Within this material, find every line where the string "title" appears, and copy it out.

▸ **EXTRACTED ENTRIES**:
****************************************

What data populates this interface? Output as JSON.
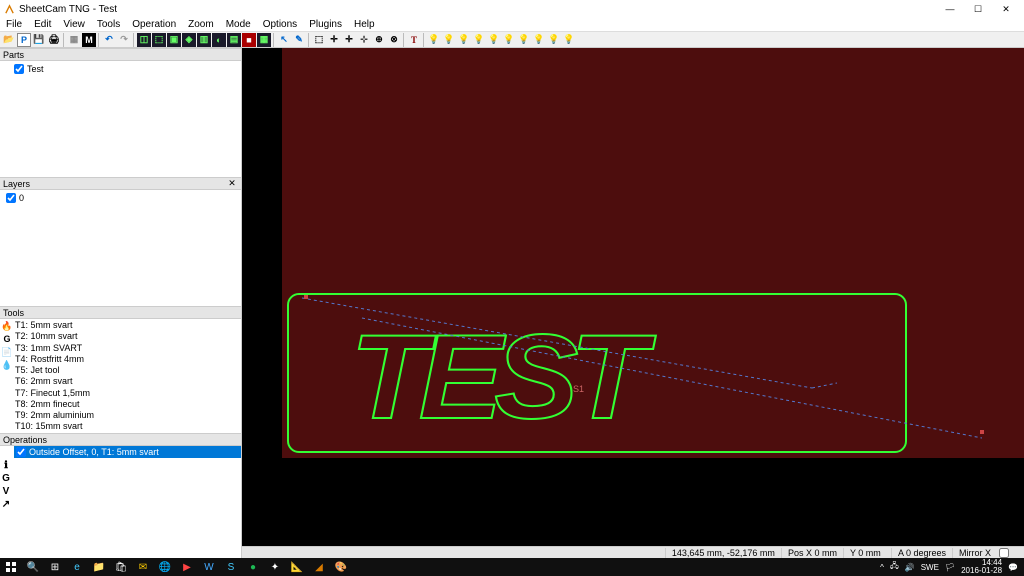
{
  "window": {
    "title": "SheetCam TNG - Test",
    "min": "—",
    "max": "☐",
    "close": "✕"
  },
  "menu": [
    "File",
    "Edit",
    "View",
    "Tools",
    "Operation",
    "Zoom",
    "Mode",
    "Options",
    "Plugins",
    "Help"
  ],
  "panels": {
    "parts": {
      "title": "Parts",
      "item": "Test"
    },
    "layers": {
      "title": "Layers",
      "item": "0"
    },
    "tools": {
      "title": "Tools",
      "items": [
        "T1: 5mm svart",
        "T2: 10mm svart",
        "T3: 1mm SVART",
        "T4: Rostfritt 4mm",
        "T5: Jet tool",
        "T6: 2mm svart",
        "T7: Finecut 1,5mm",
        "T8: 2mm finecut",
        "T9: 2mm aluminium",
        "T10: 15mm svart"
      ]
    },
    "operations": {
      "title": "Operations",
      "item": "Outside Offset, 0, T1: 5mm svart"
    }
  },
  "canvas": {
    "text": "TEST",
    "label": "S1"
  },
  "status": {
    "coords": "143,645 mm, -52,176 mm",
    "posx": "Pos X 0 mm",
    "posy": "Y 0 mm",
    "angle": "A 0 degrees",
    "mirror": "Mirror X"
  },
  "tray": {
    "lang": "SWE",
    "time": "14:44",
    "date": "2016-01-28"
  }
}
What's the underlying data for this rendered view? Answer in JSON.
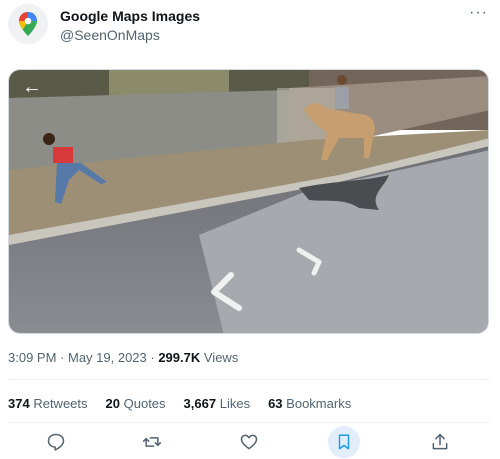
{
  "author": {
    "name": "Google Maps Images",
    "handle": "@SeenOnMaps",
    "avatar_icon": "google-maps-pin-icon"
  },
  "menu_icon": "more-options-icon",
  "media": {
    "back_icon": "back-arrow-icon",
    "scene": "street-view"
  },
  "meta": {
    "time": "3:09 PM",
    "sep1": " · ",
    "date": "May 19, 2023",
    "sep2": " · ",
    "views_count": "299.7K",
    "views_label": "Views"
  },
  "stats": [
    {
      "count": "374",
      "label": "Retweets"
    },
    {
      "count": "20",
      "label": "Quotes"
    },
    {
      "count": "3,667",
      "label": "Likes"
    },
    {
      "count": "63",
      "label": "Bookmarks"
    }
  ],
  "actions": [
    "reply-icon",
    "retweet-icon",
    "like-icon",
    "bookmark-icon",
    "share-icon"
  ],
  "colors": {
    "text": "#0f1419",
    "muted": "#536471",
    "accent": "#1d9bf0"
  }
}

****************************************

▸ **SOLUTION TO THE PROBLEM**:
    "title": "SheetCam TNG - Test",
      "title": "Parts",
      "title": "Layers",
      "title": "Tools",
      "title": "Operations",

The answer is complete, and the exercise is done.